http://forum.arduino.cc/index.php?topic=367136.0

Yes, I've put on the "schema" the voltage divider, if I calculate correctly, for 12V I'd get something around 3.3V on the pin. In the mentioned thread guy connected the 5V without resistor to the pin, but I guess that using this voltage divider like in my diagram would be correct?

This is the question the link answered.

Garreth: I don't understand how this 5V goes backwards to USBVcc, but apparently it does.

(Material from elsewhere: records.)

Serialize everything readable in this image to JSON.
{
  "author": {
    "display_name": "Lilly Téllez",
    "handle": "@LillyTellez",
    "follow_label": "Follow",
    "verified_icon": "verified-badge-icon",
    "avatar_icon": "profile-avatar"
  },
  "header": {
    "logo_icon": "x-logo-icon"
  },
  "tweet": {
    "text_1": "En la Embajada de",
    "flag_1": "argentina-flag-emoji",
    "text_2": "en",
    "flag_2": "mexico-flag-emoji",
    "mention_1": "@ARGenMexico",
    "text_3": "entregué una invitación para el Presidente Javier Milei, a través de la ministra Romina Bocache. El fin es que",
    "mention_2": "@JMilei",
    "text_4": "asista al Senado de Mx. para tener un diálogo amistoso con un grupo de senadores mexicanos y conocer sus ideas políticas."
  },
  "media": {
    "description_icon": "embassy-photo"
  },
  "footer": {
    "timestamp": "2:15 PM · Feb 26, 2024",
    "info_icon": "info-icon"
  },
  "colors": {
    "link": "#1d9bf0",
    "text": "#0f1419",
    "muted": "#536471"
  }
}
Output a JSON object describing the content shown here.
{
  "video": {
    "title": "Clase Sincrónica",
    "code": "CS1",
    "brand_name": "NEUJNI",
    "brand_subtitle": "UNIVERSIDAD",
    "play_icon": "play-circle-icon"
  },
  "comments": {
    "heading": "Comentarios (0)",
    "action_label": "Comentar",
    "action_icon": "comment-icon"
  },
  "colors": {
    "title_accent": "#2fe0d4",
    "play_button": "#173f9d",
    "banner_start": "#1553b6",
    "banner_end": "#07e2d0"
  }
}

You don't have the same ground for USB and your circuit so you do not have a common reference You can't be sure the voltage difference you caculated between your circuit and your computer is going to be accurate. This is why grounds are normally tied together It MIGHT BE be but you don't know. You have at least limited the current.

How did you conclude you had 5V going back to the USBVCC ? Was there a USB cable plugged in and if not where did you measure it ?

raschemmel: How did you conclude you had 5V going back to the USBVCC ? Was there a USB cable plugged in and if not where did you measure it ?

I took out everything from the board - no shields, no sensors, nothing. Then I connected ONLY 9V battery to 2.1mm jack power input and I started measuring. For the ground referrence I tried both battery "-" and casing of the USB socket, for positive I touched the pin 1 in usb-b port (as a matter of fact I tried all of the pins in usb connector, but voltage for fortunately only on pin 1). Is there something wrong with my board?

You're probably seeing leakage back through the mosfet channel, ground the USBVCC pin with a 20k resistor and test again. Your DMM has very high input impedance so don't put enough load on the pin to drain off the leakage.

The Mega has the same circuit (T1,T2) Mega SCHEMATIC

Pulling doesnt help. But I may have figured it out. At my Mega board, the P-mosfet is labeled as A1SHB and googling this out returns me to this note http://pdf.datasheetcatalog.com/datasheet/vishay/70627.pdf . It has different Vds, and lots of other parametes, so maybe I got the mega built on cheaper parts?

Garreth: I took out everything from the board - no shields, no sensors, nothing. Then I connected ONLY 9V battery to 2.1mm jack power input and I started measuring.

Are you sure the battery remained more than 7.3volt (6.6volt Vin + 0.7volt reverse protection diode) during measurements. 9volt batteries droop very quickly. Leo..